As a follower of the Carpenter who came to change the world, the fifth verse especially speaks to me. He never said that following him would be easy–in fact, he indicated it would be difficult…and many would say that what he asked is impossible. But if we want a better world for ourselves, our children, and our grandchildren…we really don’t have any choice but to see others as sisters and brothers. We have no choice but to find others who want peace as well, regardless of whether we call the Divine by the same name…or look alike…or worship alike…or have the same political beliefs.

Is it going to be easy? No. But is it possible? I believe so…because I am reminded of a quote often attributed to Margaret Mead…and because the small group that followed the Carpenter shows its truth:

Never doubt that a small group of thoughtful, committed citizens can change the world; indeed, it’s the only thing that ever has.

It’s that time of year again…

So…it’s that time of year again. Time to put away the winter clothes and pull out the summer ones. But not completely.

The weather forecast is calling for a chilly night again tonight (about 39 degrees), although it’s supposed to warm up again–at least somewhat–next week.

I’ve almost done this several times, but every time I was about ready to, the forecast called for a return to more winter-like weather.

But I decided that today it was the right time of year.

I put away almost all of my winter clothes…just kept out a few items that can work for either cool spring days or winter. I kept out a few jackets as well that will work just about any season. So hopefully I’m ready for the next few days.

For many of us, we’ve also just recently celebrated a time of putting away the old and entering into the new. Last week was Easter–a time that acknowledges death and yet rejoices in the power of life over death. In some ways that sounds so easy…after all, we see it happen every spring as trees and other plants bud out again and the grass turns from its seeming death into green.

But it’s not.

For life to triumph over death, something has to die. Our old way of seeing…our old expectations and hopes…sometimes even loved ones.

It’s not easy to let go of all that.

But every time I seasonally change my closet, I’m reminded that there are things I have to let go of…they no longer fit…I no longer like them…I don’t need them. And the same is true of my life.

It’s that time of year again. Time to let go…and time to be reborn!

Sunday’s coming…

I don’t know anyone who hasn’t gone through some difficult times in their lives. For some that’s caught up in the loss of a loved one…for others loss of a job…or a faith crisis…or anyone of a myriad of things that can send one into dark places.

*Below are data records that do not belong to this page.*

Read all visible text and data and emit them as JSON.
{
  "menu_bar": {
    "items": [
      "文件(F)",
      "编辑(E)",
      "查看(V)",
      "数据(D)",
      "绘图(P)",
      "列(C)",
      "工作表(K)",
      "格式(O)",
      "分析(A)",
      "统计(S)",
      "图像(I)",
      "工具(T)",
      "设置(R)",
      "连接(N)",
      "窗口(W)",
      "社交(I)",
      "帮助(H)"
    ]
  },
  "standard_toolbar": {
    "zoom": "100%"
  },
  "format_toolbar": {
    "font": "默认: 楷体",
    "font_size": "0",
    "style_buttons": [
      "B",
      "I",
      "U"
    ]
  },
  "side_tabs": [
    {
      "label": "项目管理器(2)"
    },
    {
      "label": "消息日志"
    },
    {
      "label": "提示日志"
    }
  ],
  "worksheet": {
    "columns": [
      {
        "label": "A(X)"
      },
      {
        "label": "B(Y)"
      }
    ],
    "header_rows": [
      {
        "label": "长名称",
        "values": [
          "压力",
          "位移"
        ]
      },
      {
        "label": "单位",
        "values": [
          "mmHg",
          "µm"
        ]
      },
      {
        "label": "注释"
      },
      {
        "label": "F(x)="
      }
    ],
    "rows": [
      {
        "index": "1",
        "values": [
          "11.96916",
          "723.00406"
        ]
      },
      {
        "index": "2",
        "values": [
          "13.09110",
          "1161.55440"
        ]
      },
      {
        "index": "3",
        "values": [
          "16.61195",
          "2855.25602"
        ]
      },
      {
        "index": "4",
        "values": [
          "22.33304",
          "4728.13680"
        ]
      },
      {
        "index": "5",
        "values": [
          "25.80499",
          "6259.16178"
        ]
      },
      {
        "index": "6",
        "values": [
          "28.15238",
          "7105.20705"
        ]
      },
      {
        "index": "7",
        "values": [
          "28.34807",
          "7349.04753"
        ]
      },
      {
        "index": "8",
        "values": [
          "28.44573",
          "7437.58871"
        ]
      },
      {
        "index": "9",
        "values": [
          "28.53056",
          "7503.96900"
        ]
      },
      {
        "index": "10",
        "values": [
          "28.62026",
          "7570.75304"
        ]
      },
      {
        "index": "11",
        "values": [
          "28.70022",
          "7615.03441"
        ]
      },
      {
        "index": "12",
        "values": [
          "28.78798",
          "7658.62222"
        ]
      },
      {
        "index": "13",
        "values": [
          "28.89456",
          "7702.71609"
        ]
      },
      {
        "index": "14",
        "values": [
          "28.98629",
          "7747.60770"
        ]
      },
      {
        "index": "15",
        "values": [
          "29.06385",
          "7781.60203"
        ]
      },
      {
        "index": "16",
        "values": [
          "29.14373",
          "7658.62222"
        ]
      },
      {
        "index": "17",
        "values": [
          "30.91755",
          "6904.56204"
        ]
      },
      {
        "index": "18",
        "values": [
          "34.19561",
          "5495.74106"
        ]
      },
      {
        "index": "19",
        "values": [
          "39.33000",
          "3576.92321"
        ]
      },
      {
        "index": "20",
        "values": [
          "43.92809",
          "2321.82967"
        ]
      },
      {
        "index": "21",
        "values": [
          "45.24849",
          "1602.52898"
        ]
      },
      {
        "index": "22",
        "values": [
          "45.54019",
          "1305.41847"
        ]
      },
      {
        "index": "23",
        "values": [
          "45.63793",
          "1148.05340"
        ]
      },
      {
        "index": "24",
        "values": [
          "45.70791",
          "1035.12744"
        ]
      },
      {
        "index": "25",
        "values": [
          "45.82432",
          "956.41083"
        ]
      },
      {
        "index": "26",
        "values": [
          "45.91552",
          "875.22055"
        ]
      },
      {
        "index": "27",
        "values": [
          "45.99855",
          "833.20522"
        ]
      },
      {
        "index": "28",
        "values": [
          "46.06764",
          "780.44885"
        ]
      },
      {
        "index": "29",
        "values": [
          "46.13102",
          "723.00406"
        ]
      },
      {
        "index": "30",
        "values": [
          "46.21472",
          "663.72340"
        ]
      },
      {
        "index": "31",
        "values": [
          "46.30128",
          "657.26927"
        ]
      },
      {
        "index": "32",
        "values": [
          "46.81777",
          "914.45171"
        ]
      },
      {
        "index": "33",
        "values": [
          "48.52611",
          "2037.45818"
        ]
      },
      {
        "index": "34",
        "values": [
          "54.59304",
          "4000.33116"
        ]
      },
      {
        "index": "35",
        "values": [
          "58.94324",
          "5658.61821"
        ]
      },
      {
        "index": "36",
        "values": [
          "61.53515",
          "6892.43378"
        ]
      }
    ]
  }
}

About 2000 years ago, there was a community that went through another difficult time. The one they had followed…the one who challenged the status quo on behalf of the poor, the dispossessed, the “other”…this one who came in unconditional love had been taken by the authorities…beaten…crucified…and buried. His followers didn’t know what the future held–for themselves but also for what he believed and taught. Was this the end?

We know the story. We know that his death was not the end–but the middle of the story. We live the end of the story by the way we live. It is our responsibility to keep his teachings and actions alive…to stand with and for the poor, the dispossessed, the “other”…those the status quo would call “less than.”

We know that when they laid him in the tomb…and they went through the dark days of mourning…we know that Sunday was coming…the day of resurrection!

And so, for all who are in dark places…for those who wonder if the church is dying…if there is hope for the future, I would simply say this:

This is not the end. Sometimes we have to go through a time of death in order to come out on the other side into the new life that is beyond anything we can currently imagine. This isn’t to say that it’s easy. It’s not. But Sunday’s coming…!